The funded status of the largest corporate pension plans in the U.S. edged up slightly in 2019 despite corporate plan sponsors seeing the strongest investment gains made since 2003, results of an annual report issued by Willis Towers Watson said.
Meanwhile, employer contributions to pension plans plummeted in 2019.
The report showed that the aggregate pension funded status is estimated to be 87% at the end of 2019, compared with 86% at the end of 2018. The pension deficit is projected to be $216 billion at the end of 2019, slightly lower than the $222 billion deficit at the end of 2018.
Pension obligations reached an estimated $1.72 trillion in 2019, up 9% from $1.58 trillion in 2018, the report said.
Willis Towers Watson examined pension plan data for 376 Fortune 1000 companies that sponsor U.S. defined benefit pension plans and have a December fiscal-year-end date.
Historically low interest rates "almost completely offset the improvements" made from the equity side in 2019, Jennifer Lewis, senior director for retirement, at Willis Towers Watson, said in a phone interview.
Plan assets increased to an estimated $1.5 trillion at the end of 2019 from $1.36 trillion at the end of 2018.
Overall investment returns are estimated to have averaged 19.8% in 2019, though returns varied by asset class. Domestic large-cap equities grew 32%, while domestic smidcap equities experienced gains of 28%. Aggregate bonds saw gains of 9%, while long corporate and long government bonds, typically used in liability-driven investing strategies, enjoyed gains of 23% and 15%, respectively.
Willis Towers Watson estimates these companies contributed $26.3 billion to their plans in 2019 — roughly half of what they contributed in 2018, when many plan sponsors took advantage of the higher tax deductions for pension contributions that existed before the Tax Cuts and Jobs Act of 2017. The larger deduction is no longer available to plan sponsors.
"Companies need to consider their long-term cash funding requirement, especially as IRS funding relief is beginning to fade away," Ms. Lewis said. "It's a good time (for firms) to look at (their) long-term cash needs."

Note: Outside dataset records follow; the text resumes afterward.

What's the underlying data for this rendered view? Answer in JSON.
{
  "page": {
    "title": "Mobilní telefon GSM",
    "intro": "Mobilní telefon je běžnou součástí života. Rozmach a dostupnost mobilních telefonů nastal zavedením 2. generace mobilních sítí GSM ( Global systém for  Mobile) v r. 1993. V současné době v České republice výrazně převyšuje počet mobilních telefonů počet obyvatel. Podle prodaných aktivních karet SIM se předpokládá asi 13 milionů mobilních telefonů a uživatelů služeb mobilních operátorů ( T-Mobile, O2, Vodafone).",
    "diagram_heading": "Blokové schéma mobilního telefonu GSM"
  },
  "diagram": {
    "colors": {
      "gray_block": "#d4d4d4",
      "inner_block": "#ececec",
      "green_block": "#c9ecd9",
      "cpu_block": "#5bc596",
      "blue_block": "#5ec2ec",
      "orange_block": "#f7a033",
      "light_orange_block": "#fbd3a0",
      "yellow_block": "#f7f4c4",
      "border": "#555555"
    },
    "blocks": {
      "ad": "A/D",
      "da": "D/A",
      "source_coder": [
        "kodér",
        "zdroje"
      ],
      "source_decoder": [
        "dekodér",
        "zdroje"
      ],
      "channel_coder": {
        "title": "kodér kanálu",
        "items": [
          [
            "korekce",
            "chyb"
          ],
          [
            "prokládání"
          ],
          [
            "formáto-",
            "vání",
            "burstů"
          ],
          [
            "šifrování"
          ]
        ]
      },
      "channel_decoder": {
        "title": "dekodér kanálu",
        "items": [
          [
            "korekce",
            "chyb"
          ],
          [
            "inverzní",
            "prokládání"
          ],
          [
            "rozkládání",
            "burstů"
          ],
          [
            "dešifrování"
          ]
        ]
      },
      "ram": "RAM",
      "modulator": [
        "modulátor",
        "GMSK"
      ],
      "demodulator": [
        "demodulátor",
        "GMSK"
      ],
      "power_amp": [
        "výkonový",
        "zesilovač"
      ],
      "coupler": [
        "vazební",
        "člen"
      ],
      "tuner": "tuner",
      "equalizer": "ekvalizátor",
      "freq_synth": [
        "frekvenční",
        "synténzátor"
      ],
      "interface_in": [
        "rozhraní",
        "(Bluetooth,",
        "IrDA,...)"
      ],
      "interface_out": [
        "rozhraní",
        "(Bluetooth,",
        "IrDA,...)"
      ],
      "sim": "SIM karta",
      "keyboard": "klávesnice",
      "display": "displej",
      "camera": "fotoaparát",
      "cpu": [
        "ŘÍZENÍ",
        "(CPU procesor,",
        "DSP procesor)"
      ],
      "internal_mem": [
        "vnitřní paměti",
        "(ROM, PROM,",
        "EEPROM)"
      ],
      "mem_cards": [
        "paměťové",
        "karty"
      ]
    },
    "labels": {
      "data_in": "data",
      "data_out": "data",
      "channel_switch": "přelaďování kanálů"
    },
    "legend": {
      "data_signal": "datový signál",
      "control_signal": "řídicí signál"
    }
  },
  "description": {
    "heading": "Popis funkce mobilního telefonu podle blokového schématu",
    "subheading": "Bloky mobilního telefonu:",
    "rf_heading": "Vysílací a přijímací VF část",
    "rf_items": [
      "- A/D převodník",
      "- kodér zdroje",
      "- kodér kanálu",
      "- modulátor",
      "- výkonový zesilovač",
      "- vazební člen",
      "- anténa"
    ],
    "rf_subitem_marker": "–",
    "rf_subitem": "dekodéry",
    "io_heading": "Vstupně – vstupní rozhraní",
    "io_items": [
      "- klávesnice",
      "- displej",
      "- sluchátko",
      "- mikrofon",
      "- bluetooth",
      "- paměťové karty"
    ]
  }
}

Ms. Lewis also noted that if interest rates do indeed rise, that could create some derisking opportunities for companies.